Last week, while walking past two ladies talking in the supermarket I heard the most awful words that a rescuer can ever hear……”We are getting the kids a puppy for Christmas, Caitlin loves to snuggle with tiny puppies…she’s going to be so excited.”
All I could do was sigh and hope that these doting parents get a dose of reality before going to a breeder and buying some poor little dog to be their daughters plaything.
I am putting this message out today in the hope that anyone thinking of adding to their family will please stop and take a moment before they take the plunge. Consider the responsibility of having a dog…the time investment, the financial investment and the fact that they make absolutely crap baby sitters!

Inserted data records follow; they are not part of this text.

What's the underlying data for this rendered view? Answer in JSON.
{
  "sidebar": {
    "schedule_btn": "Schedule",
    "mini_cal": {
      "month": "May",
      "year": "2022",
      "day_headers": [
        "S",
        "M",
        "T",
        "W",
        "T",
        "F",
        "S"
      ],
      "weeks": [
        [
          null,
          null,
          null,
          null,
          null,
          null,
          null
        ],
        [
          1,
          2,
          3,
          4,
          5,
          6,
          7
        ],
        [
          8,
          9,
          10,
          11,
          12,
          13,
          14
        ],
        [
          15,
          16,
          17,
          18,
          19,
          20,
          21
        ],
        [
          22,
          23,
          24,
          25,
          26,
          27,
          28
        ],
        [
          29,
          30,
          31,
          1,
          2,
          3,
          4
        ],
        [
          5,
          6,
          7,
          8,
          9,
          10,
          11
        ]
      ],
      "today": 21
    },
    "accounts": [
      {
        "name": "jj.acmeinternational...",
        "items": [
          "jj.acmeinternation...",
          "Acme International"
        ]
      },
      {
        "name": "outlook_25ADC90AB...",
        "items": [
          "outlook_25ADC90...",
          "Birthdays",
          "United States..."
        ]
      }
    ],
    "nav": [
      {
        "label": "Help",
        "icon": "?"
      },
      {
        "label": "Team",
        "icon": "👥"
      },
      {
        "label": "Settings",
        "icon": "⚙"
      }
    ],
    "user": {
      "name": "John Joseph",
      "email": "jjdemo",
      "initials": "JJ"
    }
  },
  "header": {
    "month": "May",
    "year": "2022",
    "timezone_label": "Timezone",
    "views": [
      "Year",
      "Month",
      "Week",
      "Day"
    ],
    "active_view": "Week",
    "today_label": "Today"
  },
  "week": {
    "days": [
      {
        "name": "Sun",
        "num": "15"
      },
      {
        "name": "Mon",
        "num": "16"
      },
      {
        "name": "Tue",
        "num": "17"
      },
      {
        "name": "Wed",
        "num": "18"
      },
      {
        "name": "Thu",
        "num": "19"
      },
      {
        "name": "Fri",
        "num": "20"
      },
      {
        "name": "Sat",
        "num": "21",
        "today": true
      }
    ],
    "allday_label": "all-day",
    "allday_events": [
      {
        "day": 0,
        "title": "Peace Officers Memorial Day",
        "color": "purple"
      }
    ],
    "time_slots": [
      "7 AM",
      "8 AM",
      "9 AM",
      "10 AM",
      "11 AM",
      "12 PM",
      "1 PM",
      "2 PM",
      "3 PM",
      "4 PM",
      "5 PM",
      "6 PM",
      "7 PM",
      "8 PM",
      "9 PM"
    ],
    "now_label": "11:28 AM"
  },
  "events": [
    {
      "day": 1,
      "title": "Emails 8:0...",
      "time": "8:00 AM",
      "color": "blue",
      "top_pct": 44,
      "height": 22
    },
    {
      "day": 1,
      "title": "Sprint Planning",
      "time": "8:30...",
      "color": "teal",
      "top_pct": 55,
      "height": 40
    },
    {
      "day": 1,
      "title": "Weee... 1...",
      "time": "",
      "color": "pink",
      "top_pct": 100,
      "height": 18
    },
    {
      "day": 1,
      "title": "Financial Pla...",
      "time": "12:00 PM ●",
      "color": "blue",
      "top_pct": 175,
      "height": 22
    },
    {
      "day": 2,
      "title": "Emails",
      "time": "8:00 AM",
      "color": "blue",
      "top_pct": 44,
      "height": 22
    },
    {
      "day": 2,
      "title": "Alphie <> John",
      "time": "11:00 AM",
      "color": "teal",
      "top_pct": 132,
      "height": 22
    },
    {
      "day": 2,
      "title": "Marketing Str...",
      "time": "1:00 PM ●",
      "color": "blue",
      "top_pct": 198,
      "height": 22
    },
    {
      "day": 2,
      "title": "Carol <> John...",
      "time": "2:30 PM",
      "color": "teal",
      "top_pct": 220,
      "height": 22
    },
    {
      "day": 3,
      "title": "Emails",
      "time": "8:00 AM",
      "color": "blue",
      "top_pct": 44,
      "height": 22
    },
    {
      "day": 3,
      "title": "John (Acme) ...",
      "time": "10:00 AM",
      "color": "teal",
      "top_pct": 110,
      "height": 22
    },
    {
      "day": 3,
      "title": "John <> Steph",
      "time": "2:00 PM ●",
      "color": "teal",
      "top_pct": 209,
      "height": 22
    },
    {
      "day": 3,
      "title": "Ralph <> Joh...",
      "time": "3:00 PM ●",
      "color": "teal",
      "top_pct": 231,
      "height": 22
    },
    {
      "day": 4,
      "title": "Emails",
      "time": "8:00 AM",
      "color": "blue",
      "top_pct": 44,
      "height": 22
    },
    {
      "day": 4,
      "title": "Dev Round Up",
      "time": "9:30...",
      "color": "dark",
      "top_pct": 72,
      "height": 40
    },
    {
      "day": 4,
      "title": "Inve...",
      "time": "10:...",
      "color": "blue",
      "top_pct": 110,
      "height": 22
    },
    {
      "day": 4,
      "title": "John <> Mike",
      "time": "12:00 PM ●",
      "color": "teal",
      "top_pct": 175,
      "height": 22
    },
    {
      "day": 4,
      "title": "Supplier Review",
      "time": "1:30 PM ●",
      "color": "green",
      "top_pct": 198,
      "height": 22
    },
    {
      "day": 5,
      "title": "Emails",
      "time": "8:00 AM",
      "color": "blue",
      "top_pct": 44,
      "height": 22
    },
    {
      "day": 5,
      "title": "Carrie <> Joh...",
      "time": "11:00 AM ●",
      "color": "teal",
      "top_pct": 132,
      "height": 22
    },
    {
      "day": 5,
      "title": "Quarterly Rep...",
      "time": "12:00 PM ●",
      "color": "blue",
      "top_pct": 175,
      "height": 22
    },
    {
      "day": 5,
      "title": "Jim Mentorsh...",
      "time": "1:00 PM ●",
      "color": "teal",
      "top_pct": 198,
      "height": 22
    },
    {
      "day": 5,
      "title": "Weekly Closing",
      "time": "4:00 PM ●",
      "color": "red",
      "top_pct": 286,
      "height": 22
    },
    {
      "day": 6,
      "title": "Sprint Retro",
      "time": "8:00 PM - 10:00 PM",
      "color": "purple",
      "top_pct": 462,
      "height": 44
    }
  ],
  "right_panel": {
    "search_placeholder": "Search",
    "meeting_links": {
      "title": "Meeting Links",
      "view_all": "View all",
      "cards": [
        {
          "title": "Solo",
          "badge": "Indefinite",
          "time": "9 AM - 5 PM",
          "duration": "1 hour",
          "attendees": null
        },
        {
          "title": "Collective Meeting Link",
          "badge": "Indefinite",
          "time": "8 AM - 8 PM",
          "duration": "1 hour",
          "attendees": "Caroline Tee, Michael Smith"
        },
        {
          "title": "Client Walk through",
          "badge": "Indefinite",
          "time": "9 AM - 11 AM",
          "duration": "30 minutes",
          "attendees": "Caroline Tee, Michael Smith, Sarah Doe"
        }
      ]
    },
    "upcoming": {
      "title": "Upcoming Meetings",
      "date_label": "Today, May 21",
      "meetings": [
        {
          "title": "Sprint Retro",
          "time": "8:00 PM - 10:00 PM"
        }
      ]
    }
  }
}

Please don’t get a dog for your kids to watch and take care of unless YOU are going to supervise and pick up the slack when your kids get bored and move on to the next bright shiny new thing, as they all surely do…kids being kids and all.
Please don’t get a dog if you think that they should never growl if they are unhappy or feel threatened, or if you are one of those people that think that all dogs should let kids do anything they like to them.
Please don’t get a dog unless you are prepared for a lot of poop on your floors over the years, the possibility of chewed furniture, sandwiches being viewed as communal property and the embarrassment of Aunty Margarets leg being ferociously shagged during family get togethers when puppy Fido gets overwhelmed with excitement.
Please don’t get a dog if your idea of exercise is a two minute trot round the cul de sac and the dog should then be ‘happy’ to play on his own in the back yard. Please rethink getting a puppy if you think training classes are a waste of time, or that your dog should just be grateful to have a home with you; or if you are gone all day and have after school activities all evening.
Get a dog if you want to care for another living being for the next fifteen years or so…….. one that can’t talk, understands less than ten percent of what you say and gets his thrills sniffing someone else’s butt and rolling in dead stuff.
They are different to us, and if you do it right it isn’t always easy; some dogs are complicated, some dogs are high energy and high maintenance, some come to us with issues.
If you go into dog ownership understanding these facts and you still want a dog, then please go for it, you will never be more loved and you will never know such joy as when you get awakened by a wet nose on your face. Pure bliss….
But why not make life easier for you and the dog? Instead of getting the cute puppy who’s only going to look like that for a few months anyway, why not adopt a slightly older rescue dog?
There’s an old saying among dog professionals…’You never know the dog you’ve got until they’re two’.
Adopting a dog closer to two means you know exactly what youre getting, what he likes, what he dislikes, how he feels about people, food, other dogs, kids, motorbikes…….it takes the guesswork and thus, the pain, out of bringing this little furry stranger into your home.
Don’t get a puppy for the kids for Christmas….instead, get a new family member for the whole family to enjoy and care for. Do your homework, adopt wisely, for personality instead of looks, and your life will then be exponentially richer…… I guarantee it.